solutions to put an end to these problems.
10 Things You Can Do to Save the Ocean
1. Mind Your Carbon Footprint and Reduce Energy Consumption
Reduce the effects of climate change on the ocean by leaving the car at home
when you can and being conscious of your energy use at home and work. A
few things you can do to get started today: Switch to compact fluorescent
light bulbs, take the stairs, and bundle up or use a fan to avoid oversetting your thermostat.
2. Make Safe, Sustainable Seafood Choices
Global fish populations are rapidly being depleted due to demand, loss of habitat, and unsustainable fishing
practices. When shopping or dining out, help reduce the demand for overexploited species by choosing seafood that
is both healthful and sustainable.
3. Use Fewer Plastic Products
Plastics that end up as ocean debris contribute to habitat destruction and entangle and kill tens of thousands of
marine animals each year. To limit your impact, carry a reusable water bottle, store food in nondisposable
containers, bring your own cloth tote or other reusable bag when shopping, and recycle whenever possible.
4. Help Take Care of the Beach
Whether you enjoy diving, surfing, or relaxing on the beach, always clean up after yourself. Explore and appreciate
the ocean without interfering with wildlife or removing rocks and coral. Go even further by encouraging others to
respect the marine environment or by participating in local beach cleanups.
5. Don't Purchase Items That Exploit Marine Life
Certain products contribute to the harming of fragile coral reefs and marine populations. Avoid purchasing items
such as coral jewelry, tortoiseshell hair accessories (made from hawksbill turtles), and shark products.
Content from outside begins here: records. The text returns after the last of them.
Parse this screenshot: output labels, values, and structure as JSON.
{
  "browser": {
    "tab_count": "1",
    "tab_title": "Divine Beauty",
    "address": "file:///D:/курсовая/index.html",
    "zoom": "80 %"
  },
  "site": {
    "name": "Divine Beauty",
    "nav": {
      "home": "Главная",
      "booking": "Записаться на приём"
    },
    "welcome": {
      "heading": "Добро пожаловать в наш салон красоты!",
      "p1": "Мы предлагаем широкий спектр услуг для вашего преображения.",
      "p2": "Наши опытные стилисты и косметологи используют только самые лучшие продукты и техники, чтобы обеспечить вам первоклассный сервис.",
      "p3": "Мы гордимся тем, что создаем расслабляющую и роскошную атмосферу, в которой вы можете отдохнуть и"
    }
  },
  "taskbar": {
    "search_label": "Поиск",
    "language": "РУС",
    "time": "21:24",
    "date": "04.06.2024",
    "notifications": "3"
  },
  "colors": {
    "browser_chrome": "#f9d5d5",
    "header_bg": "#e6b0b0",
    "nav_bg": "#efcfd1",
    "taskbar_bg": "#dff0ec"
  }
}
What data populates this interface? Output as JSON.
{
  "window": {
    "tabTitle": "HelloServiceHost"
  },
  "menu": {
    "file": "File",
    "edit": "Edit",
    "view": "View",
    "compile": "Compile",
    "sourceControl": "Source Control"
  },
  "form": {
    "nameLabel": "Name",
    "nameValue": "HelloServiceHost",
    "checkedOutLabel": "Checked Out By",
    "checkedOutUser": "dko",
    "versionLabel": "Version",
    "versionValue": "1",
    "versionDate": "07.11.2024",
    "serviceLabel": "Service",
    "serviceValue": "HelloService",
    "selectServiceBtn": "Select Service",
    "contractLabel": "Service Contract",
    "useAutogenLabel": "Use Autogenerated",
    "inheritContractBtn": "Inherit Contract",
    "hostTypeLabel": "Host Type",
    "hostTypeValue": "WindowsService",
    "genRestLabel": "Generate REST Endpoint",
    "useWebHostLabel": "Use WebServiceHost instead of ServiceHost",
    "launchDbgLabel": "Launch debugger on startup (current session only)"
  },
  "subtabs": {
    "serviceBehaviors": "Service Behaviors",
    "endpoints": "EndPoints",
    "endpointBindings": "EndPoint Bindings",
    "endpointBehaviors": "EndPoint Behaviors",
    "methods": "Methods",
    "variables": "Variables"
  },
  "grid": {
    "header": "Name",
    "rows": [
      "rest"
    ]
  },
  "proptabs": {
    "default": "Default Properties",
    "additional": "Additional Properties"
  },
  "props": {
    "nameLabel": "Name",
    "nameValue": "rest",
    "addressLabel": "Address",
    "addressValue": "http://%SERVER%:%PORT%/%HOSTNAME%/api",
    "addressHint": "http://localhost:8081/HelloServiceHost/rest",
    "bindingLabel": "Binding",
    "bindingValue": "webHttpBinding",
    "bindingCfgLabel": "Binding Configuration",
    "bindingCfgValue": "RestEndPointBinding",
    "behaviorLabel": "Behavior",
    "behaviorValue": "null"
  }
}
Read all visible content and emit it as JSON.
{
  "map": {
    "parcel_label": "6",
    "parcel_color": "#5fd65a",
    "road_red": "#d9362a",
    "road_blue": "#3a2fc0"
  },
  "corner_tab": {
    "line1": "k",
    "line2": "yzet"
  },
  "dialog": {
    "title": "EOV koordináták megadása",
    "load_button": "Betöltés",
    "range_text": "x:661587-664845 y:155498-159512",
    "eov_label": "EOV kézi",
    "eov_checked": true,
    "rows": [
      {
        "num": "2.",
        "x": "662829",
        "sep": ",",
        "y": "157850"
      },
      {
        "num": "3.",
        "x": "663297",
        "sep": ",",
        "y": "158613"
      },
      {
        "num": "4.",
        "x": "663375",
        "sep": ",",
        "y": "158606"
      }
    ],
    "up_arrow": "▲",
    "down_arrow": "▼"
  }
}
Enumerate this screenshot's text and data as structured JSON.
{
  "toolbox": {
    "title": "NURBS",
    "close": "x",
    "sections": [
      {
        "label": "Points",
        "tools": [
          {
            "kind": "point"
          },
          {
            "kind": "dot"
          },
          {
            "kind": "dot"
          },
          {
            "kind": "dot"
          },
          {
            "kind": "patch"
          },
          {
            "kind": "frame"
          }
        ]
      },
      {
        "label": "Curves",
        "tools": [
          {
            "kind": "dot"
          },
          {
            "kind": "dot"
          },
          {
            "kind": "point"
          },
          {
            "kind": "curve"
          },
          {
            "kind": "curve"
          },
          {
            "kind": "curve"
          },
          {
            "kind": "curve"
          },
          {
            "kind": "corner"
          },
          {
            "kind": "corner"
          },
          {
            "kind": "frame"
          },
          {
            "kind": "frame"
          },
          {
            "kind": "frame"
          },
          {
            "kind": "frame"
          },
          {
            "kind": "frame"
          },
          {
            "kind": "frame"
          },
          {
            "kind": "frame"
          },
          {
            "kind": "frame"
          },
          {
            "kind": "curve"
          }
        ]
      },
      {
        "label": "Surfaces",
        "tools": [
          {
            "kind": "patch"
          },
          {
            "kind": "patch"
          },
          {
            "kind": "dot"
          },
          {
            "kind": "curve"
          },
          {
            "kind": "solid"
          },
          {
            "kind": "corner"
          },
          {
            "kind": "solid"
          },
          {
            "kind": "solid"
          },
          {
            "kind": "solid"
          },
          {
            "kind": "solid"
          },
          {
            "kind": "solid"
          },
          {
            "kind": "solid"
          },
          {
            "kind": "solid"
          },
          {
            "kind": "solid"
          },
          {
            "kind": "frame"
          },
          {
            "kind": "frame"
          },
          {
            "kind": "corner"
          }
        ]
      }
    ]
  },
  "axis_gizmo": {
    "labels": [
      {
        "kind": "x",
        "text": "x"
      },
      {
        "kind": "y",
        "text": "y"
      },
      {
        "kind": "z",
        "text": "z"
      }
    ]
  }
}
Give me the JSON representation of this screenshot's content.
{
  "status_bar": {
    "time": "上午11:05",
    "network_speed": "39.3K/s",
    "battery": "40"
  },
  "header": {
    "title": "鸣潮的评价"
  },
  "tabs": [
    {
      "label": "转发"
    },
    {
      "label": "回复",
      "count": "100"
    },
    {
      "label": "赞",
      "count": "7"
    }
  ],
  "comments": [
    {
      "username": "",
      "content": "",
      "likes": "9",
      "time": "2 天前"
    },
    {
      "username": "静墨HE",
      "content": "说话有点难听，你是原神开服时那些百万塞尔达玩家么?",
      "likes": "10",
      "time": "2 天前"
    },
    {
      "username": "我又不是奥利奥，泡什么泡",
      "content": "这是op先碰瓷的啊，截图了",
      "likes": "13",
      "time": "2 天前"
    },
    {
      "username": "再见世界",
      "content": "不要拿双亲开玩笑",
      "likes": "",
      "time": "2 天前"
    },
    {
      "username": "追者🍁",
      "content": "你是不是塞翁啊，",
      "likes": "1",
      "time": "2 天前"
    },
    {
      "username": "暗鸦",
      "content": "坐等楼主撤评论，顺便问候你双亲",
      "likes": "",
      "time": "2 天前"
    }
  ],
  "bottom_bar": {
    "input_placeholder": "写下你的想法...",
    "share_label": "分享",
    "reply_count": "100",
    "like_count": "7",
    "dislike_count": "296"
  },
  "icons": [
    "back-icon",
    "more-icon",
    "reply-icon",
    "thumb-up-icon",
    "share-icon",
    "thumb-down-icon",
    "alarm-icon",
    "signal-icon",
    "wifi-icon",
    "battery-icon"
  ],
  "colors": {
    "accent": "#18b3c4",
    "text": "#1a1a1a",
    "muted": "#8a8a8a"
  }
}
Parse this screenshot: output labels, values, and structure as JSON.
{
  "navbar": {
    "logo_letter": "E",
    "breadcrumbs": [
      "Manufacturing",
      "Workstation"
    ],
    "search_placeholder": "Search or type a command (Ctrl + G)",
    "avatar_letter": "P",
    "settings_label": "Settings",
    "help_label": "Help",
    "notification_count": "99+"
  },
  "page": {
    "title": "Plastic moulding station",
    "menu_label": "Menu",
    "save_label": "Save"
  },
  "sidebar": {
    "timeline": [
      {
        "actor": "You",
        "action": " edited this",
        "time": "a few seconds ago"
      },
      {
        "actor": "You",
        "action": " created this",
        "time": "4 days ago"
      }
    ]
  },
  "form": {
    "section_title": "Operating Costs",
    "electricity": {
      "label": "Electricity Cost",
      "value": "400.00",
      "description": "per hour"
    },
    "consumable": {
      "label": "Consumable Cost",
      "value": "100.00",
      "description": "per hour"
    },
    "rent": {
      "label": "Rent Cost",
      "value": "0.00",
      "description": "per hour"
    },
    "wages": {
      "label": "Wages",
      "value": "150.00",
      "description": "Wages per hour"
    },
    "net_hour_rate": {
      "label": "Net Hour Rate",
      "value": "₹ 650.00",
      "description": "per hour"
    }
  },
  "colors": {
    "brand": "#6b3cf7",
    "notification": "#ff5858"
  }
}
6. Be an Ocean-Friendly Pet Owner
Read pet food labels and consider seafood sustainability when choosing a diet for your pet. Never flush cat litter,
which can contain pathogens harmful to marine life. Avoid stocking your aquarium with wild-caught saltwater fish,
and never release any aquarium fish into the ocean or other bodies of water, a practice that can introduce non-native
species harmful to the existing ecosystem.
7. Support Organizations Working to Protect the Ocean
Many institutes and organizations are fighting to protect ocean habitats and marine wildlife. Find a national
organization and consider giving financial support or volunteering for hands-on work or advocacy. If you live near
the coast, join up with a local branch or group and get involved in projects close to home.
8. Influence Change in Your Community
Research the ocean policies of public officials before you vote or contact your local representatives to let them know
you support marine conservation projects. Consider patronizing restaurants and grocery stores that offer only
sustainable seafood, and speak up about your concerns if you spot a threatened species on the menu or at the seafood
9. Travel the Ocean Responsibly
Practice responsible boating, kayaking, and other recreational activities on the water. Never throw anything
overboard, and be aware of marine life in the waters around you. If you’re set on taking a cruise for your next
vacation, do some research to find the most eco-friendly option.
10. Educate Yourself About Oceans and Marine Life
All life on Earth is connected to the ocean and its inhabitants. The more you learn about the issues facing this vital
system, the more you’ll want to help ensure its health—then share that knowledge to educate and inspire others.